Petermann has got lots of attention this summer but the losses in area of Zachariae Isstrom and the open water currently at its front are worth noting. Below is a link to a post on the glacier with numerous Landsat images, this is meant only as a visual update not a substitute for the detailed research that has been conducted and will continue on this important outlet glacier.
Melting in Greenland set a new record before the end of the melting season. Over the past days, the cumulative melting index over the entire Greenland ice sheet (defined as the number of days when melting occurs times the area subject to melting) on August 8th exceeded the record value recently set in 2010 for the whole melting season (which usually ends around the beginning or mid September).
Standardized melting index (SMI) for the period 1979 - 2012. the years between 1979 and 2011 use the full length season (May through September) where 2012 uses only the available period May through August 8th. Note that 2012 value is much higher than any of the previous years, despite the shorter period.
Here's a link to Jason Box 2012 analysis of albedo over the Greenland ice sheet. The reduction of the albedo is a critical factor for enhancing melting over the Greenland ice sheet. The image on the left shows the ice sheet albedo time series updated through July 2012 by Jason Box.
To better understand the importance of this mechanism you can check a recently published paper on the Cryosphere Discussion by Box et al. (2012) in which we focus on this problem or another paper (Tedesco et al., 2011) that we published on Environmental Research Letters focusing on the role of albedo and accumulation on the 2010 melting recording in Greenland. Both papers are also available in the Scientific Literature section of this site.
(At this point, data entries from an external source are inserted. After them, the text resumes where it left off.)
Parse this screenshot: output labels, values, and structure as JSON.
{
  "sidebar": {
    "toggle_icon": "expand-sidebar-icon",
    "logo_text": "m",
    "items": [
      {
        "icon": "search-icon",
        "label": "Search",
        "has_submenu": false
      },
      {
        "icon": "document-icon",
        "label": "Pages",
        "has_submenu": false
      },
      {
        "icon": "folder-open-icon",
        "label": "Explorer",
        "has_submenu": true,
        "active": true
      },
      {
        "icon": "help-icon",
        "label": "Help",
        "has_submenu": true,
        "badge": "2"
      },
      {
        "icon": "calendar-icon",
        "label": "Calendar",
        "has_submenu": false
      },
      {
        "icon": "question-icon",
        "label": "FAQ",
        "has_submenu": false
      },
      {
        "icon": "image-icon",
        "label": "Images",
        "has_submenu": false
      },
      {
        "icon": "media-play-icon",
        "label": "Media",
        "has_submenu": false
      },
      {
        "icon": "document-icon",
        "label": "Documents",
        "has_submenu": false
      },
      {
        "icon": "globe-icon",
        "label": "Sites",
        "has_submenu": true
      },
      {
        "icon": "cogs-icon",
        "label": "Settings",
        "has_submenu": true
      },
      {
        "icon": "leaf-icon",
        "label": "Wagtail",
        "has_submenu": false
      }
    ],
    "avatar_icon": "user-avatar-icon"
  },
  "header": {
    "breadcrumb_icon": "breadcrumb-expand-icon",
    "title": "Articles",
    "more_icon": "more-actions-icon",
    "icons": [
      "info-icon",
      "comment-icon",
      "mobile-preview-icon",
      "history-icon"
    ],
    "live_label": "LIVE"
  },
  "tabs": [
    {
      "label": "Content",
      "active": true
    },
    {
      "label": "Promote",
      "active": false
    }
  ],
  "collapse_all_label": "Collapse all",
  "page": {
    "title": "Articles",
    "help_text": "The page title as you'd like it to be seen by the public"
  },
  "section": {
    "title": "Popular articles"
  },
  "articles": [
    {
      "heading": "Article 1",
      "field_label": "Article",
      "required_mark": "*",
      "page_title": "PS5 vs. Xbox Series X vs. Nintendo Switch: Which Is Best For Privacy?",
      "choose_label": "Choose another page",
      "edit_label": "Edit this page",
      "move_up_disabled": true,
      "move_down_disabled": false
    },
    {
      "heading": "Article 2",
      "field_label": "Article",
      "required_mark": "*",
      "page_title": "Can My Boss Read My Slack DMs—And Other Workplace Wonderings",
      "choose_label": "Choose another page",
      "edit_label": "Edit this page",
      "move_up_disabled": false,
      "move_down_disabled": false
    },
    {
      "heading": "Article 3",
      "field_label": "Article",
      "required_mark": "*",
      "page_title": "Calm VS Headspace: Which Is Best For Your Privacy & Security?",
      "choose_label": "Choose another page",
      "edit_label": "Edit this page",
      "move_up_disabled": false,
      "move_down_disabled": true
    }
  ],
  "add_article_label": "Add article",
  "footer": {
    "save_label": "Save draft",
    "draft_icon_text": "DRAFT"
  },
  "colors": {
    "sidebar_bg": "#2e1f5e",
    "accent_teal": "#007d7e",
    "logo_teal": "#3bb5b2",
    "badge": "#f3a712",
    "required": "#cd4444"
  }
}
The plot below shows the passive microwave brightness temperature time series over Summit recorded between 1979 and 2011 (the ensemble of gray lines) and the time series recorded during 2012 (black thick line). The ensemble clearly shows that things are relatively stable at Summit, with relatively small interannual variability.
The recently observed melt extent record over Greenland has shown the capabilities of remote sensing data to monitor large areas on a daily basis. The melting observed at high elevations over Greenland did not generate meltwater that contributed (or could have contributed) directly to sea level rise, mainly because liquid water refroze after the event, creating the ice layer that has been used to confirm the event. The same remote sensing tools are used to observe melting at lower elevations, where it happens every summer. Here, meltwater can either directly contribute to SLR or it can impact ice sheet dynamics, modulating the ice velocity and shaping the evolution of the englacial summer system of channels through which meltwater flows (see this video, for example). Over the past years, surface melting over Greenland has been increasing, setting new a new record in 2010 and a close-to-record melting season in 2011.
So, what happened in 2012 over the rest of Greenland while the warm air was climbing up Summit ?
The graph below shows the Standardized Melting Index (SMI, obtained from the melting index by subtracting the mean for the period 1979 - 2012 and dividing by the standard deviation for the same period) for the period June 1st - July 20th. Values above 0 indicate those cases when melting was above the 1979 - 2012 mean. For the period when data is available, therefore, the SMI set a new record for the satellite era.